- Task prompt -
Scan the records for the string "Inbox" and copy every line that holds it.

Top of Dataset excerpts

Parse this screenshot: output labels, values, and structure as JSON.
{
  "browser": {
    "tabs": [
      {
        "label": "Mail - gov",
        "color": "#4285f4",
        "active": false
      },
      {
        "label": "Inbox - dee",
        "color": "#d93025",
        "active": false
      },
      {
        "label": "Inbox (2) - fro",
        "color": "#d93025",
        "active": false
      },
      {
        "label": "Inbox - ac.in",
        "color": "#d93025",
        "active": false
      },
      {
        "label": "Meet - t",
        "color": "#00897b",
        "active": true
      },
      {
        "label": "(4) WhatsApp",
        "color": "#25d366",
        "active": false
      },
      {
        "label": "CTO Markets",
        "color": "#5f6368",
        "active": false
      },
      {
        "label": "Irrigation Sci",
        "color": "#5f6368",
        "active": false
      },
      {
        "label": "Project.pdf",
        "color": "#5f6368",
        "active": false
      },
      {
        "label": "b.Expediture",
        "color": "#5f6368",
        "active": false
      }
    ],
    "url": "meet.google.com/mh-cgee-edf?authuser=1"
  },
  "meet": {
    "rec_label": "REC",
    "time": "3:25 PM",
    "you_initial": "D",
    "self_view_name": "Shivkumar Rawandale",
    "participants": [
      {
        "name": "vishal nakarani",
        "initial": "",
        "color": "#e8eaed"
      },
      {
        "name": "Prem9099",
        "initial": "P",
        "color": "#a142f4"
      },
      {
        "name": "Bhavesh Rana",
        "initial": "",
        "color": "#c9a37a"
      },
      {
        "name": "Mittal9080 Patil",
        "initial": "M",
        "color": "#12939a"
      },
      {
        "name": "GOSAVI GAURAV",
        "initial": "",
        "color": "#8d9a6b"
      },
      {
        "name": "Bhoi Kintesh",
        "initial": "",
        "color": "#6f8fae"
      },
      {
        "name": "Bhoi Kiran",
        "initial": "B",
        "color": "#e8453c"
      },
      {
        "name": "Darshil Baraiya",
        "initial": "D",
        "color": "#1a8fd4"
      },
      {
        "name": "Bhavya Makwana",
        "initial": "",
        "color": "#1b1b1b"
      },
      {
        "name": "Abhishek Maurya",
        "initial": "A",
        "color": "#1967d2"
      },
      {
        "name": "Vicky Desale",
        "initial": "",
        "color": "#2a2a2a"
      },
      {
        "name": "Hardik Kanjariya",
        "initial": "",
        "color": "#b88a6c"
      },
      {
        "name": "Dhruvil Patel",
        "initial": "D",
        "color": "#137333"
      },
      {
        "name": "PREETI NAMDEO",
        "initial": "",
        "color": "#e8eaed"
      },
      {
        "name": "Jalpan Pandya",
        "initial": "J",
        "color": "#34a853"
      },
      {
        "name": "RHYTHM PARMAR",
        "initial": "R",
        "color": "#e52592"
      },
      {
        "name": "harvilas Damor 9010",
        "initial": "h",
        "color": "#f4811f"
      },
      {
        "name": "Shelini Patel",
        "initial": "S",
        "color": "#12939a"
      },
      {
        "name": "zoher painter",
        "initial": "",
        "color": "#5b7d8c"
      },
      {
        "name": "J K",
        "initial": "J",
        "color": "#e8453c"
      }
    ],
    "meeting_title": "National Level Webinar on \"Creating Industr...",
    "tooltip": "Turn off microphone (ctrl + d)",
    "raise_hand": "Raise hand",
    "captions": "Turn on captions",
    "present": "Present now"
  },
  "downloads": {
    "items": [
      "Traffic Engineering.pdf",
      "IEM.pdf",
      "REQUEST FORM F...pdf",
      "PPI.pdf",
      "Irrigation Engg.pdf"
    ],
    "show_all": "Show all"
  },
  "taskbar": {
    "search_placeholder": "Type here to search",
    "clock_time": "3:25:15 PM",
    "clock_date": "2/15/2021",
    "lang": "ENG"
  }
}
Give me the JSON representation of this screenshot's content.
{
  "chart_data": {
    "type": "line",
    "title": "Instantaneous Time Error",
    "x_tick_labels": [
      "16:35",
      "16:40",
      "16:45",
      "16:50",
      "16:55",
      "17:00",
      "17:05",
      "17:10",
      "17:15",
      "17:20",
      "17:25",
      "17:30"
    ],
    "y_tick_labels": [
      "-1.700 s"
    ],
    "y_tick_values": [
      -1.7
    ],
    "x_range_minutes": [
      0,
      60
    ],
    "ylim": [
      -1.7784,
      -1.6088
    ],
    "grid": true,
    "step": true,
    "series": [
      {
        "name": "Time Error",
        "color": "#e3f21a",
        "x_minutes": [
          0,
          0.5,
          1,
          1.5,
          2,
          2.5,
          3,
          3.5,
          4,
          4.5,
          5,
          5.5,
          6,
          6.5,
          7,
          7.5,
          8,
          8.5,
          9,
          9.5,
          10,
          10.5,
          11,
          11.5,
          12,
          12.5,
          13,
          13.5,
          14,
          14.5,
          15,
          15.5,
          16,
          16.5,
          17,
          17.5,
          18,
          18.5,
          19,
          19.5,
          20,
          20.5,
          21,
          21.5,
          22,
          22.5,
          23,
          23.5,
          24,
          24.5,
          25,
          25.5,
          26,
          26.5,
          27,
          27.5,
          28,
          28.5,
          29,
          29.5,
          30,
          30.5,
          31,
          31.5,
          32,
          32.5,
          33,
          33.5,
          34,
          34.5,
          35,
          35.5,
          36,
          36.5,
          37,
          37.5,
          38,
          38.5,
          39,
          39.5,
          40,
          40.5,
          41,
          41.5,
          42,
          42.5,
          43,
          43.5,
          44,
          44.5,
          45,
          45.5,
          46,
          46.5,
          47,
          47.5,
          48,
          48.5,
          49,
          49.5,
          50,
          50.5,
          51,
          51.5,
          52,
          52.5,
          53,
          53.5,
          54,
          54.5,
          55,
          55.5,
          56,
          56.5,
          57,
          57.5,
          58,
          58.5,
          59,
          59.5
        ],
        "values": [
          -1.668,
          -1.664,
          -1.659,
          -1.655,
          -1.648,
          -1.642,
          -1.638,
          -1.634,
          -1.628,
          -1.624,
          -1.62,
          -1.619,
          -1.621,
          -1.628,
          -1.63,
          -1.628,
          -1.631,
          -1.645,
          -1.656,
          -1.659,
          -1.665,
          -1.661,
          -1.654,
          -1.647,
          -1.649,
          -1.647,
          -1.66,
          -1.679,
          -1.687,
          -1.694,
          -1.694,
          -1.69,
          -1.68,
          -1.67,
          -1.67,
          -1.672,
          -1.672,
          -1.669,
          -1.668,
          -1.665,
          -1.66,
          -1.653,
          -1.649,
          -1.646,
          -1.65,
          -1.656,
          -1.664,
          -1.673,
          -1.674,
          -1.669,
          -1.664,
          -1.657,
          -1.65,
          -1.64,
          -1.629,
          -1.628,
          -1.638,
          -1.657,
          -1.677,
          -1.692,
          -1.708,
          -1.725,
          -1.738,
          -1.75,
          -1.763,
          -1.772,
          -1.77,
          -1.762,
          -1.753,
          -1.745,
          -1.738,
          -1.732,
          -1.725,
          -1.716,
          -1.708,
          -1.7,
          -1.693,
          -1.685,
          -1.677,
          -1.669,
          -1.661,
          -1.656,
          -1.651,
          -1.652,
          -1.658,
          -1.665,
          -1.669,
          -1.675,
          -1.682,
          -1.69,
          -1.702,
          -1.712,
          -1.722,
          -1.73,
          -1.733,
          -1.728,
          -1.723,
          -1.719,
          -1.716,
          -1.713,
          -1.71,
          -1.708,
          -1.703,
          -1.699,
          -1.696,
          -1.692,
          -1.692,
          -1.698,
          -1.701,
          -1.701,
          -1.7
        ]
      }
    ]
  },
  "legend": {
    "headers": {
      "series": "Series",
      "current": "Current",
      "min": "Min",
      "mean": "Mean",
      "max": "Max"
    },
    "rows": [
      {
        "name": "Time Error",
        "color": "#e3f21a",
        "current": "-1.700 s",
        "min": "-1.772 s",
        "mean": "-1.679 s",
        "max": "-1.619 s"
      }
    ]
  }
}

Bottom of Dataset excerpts

- Problem solution -
        "label": "Inbox - dee",
        "label": "Inbox (2) - fro",
        "label": "Inbox - ac.in",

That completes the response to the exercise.